**TASK STATEMENT:**
Exact copy without images: repeat every entry as written.

**EXERCISE DATA:**
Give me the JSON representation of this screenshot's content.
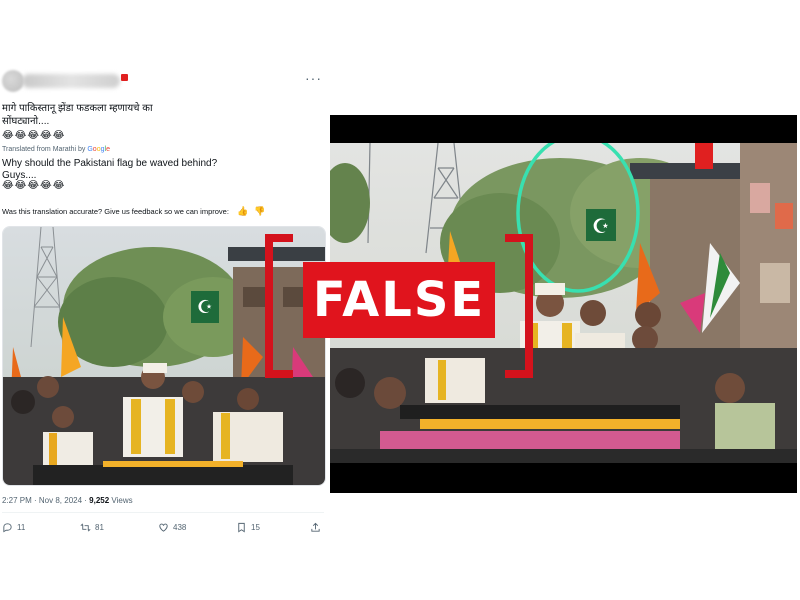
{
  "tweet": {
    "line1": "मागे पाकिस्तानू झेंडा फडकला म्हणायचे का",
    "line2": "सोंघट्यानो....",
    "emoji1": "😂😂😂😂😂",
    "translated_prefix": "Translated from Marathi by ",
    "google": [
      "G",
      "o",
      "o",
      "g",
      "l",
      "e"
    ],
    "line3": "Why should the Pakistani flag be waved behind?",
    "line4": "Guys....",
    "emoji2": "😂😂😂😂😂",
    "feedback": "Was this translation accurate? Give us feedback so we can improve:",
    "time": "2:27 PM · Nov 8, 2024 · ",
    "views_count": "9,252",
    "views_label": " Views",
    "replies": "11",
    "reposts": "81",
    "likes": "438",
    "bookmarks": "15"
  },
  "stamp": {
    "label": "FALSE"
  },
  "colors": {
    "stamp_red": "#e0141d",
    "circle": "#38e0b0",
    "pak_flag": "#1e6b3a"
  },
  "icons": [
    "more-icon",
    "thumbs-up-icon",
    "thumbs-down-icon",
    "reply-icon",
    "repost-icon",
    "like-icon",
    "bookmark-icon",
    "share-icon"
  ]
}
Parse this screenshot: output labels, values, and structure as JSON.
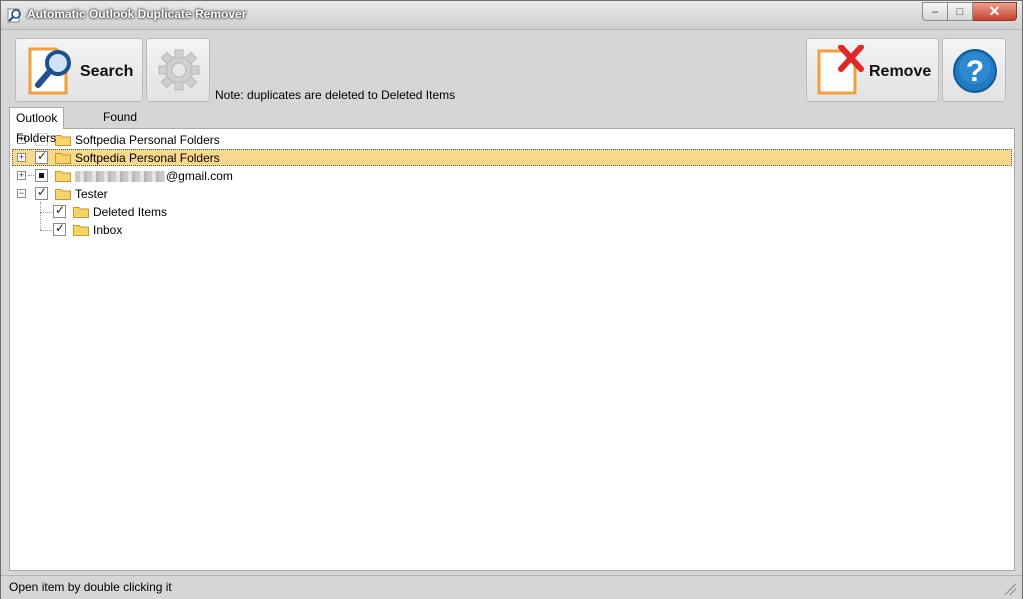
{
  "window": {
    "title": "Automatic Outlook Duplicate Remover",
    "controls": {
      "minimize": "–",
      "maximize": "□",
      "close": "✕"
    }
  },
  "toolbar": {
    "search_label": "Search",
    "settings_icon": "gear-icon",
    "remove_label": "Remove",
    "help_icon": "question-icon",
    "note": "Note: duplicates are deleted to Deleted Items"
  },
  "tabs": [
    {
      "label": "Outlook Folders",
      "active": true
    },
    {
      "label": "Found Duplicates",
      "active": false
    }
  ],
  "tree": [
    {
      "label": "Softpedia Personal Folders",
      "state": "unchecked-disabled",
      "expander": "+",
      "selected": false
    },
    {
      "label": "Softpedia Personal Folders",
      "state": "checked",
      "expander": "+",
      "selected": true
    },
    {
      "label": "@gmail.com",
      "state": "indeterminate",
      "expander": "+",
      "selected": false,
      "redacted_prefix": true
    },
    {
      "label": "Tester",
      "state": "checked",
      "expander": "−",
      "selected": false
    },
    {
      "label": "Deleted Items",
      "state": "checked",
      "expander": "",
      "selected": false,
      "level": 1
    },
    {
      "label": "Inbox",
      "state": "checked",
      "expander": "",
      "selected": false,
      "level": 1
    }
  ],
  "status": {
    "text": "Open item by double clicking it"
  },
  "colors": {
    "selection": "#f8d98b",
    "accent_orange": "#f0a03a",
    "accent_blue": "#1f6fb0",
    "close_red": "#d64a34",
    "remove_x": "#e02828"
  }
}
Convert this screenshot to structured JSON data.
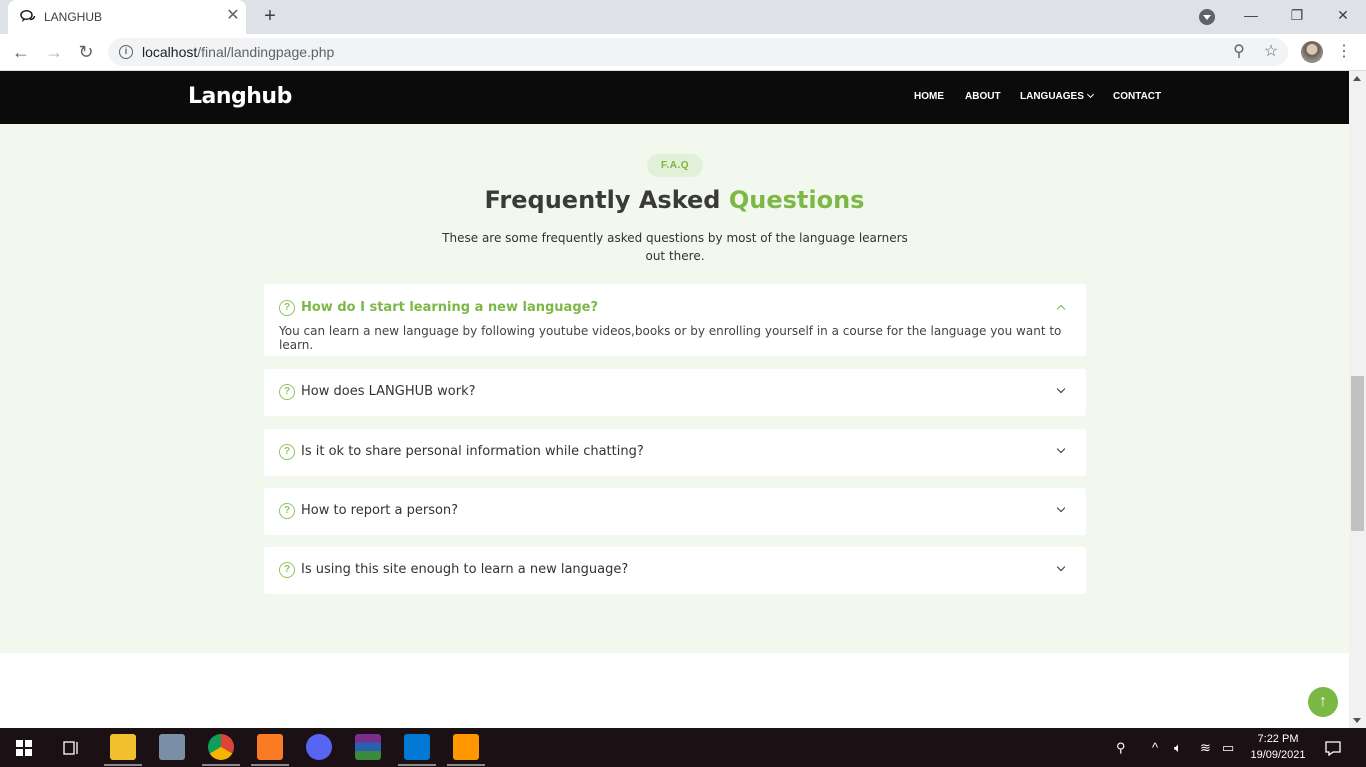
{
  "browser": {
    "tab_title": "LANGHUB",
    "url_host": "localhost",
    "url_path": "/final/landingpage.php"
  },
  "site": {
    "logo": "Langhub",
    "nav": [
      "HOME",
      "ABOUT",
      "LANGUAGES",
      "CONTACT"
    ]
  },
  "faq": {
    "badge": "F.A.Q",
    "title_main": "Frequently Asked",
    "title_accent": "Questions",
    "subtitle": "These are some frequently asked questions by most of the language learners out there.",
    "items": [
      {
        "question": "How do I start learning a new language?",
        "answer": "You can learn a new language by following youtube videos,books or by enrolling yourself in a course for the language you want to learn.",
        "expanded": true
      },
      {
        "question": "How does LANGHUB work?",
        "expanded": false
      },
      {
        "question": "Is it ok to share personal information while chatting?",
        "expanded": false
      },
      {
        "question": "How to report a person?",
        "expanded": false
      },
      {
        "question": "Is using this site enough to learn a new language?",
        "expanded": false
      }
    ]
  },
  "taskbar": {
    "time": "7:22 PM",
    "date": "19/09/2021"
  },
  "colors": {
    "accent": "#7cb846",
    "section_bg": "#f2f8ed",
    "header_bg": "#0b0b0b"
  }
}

**SOLUTION FOR THIS TASK:**
Give me the JSON representation of this screenshot's content.
{
  "tweet": {
    "line1": "मागे पाकिस्तानू झेंडा फडकला म्हणायचे का",
    "line2": "सोंघट्यानो....",
    "emoji1": "😂😂😂😂😂",
    "translated_prefix": "Translated from Marathi by ",
    "google": [
      "G",
      "o",
      "o",
      "g",
      "l",
      "e"
    ],
    "line3": "Why should the Pakistani flag be waved behind?",
    "line4": "Guys....",
    "emoji2": "😂😂😂😂😂",
    "feedback": "Was this translation accurate? Give us feedback so we can improve:",
    "time": "2:27 PM · Nov 8, 2024 · ",
    "views_count": "9,252",
    "views_label": " Views",
    "replies": "11",
    "reposts": "81",
    "likes": "438",
    "bookmarks": "15"
  },
  "stamp": {
    "label": "FALSE"
  },
  "colors": {
    "stamp_red": "#e0141d",
    "circle": "#38e0b0",
    "pak_flag": "#1e6b3a"
  },
  "icons": [
    "more-icon",
    "thumbs-up-icon",
    "thumbs-down-icon",
    "reply-icon",
    "repost-icon",
    "like-icon",
    "bookmark-icon",
    "share-icon"
  ]
}
Parse this screenshot: output labels, values, and structure as JSON.
{
  "window": {
    "title": "Automatic Outlook Duplicate Remover",
    "controls": {
      "minimize": "–",
      "maximize": "□",
      "close": "✕"
    }
  },
  "toolbar": {
    "search_label": "Search",
    "settings_icon": "gear-icon",
    "remove_label": "Remove",
    "help_icon": "question-icon",
    "note": "Note: duplicates are deleted to Deleted Items"
  },
  "tabs": [
    {
      "label": "Outlook Folders",
      "active": true
    },
    {
      "label": "Found Duplicates",
      "active": false
    }
  ],
  "tree": [
    {
      "label": "Softpedia Personal Folders",
      "state": "unchecked-disabled",
      "expander": "+",
      "selected": false
    },
    {
      "label": "Softpedia Personal Folders",
      "state": "checked",
      "expander": "+",
      "selected": true
    },
    {
      "label": "@gmail.com",
      "state": "indeterminate",
      "expander": "+",
      "selected": false,
      "redacted_prefix": true
    },
    {
      "label": "Tester",
      "state": "checked",
      "expander": "−",
      "selected": false
    },
    {
      "label": "Deleted Items",
      "state": "checked",
      "expander": "",
      "selected": false,
      "level": 1
    },
    {
      "label": "Inbox",
      "state": "checked",
      "expander": "",
      "selected": false,
      "level": 1
    }
  ],
  "status": {
    "text": "Open item by double clicking it"
  },
  "colors": {
    "selection": "#f8d98b",
    "accent_orange": "#f0a03a",
    "accent_blue": "#1f6fb0",
    "close_red": "#d64a34",
    "remove_x": "#e02828"
  }
}
Convert this screenshot to structured JSON data.
{
  "browser": {
    "tab_title": "LANGHUB",
    "url_host": "localhost",
    "url_path": "/final/landingpage.php"
  },
  "site": {
    "logo": "Langhub",
    "nav": [
      "HOME",
      "ABOUT",
      "LANGUAGES",
      "CONTACT"
    ]
  },
  "faq": {
    "badge": "F.A.Q",
    "title_main": "Frequently Asked",
    "title_accent": "Questions",
    "subtitle": "These are some frequently asked questions by most of the language learners out there.",
    "items": [
      {
        "question": "How do I start learning a new language?",
        "answer": "You can learn a new language by following youtube videos,books or by enrolling yourself in a course for the language you want to learn.",
        "expanded": true
      },
      {
        "question": "How does LANGHUB work?",
        "expanded": false
      },
      {
        "question": "Is it ok to share personal information while chatting?",
        "expanded": false
      },
      {
        "question": "How to report a person?",
        "expanded": false
      },
      {
        "question": "Is using this site enough to learn a new language?",
        "expanded": false
      }
    ]
  },
  "taskbar": {
    "time": "7:22 PM",
    "date": "19/09/2021"
  },
  "colors": {
    "accent": "#7cb846",
    "section_bg": "#f2f8ed",
    "header_bg": "#0b0b0b"
  }
}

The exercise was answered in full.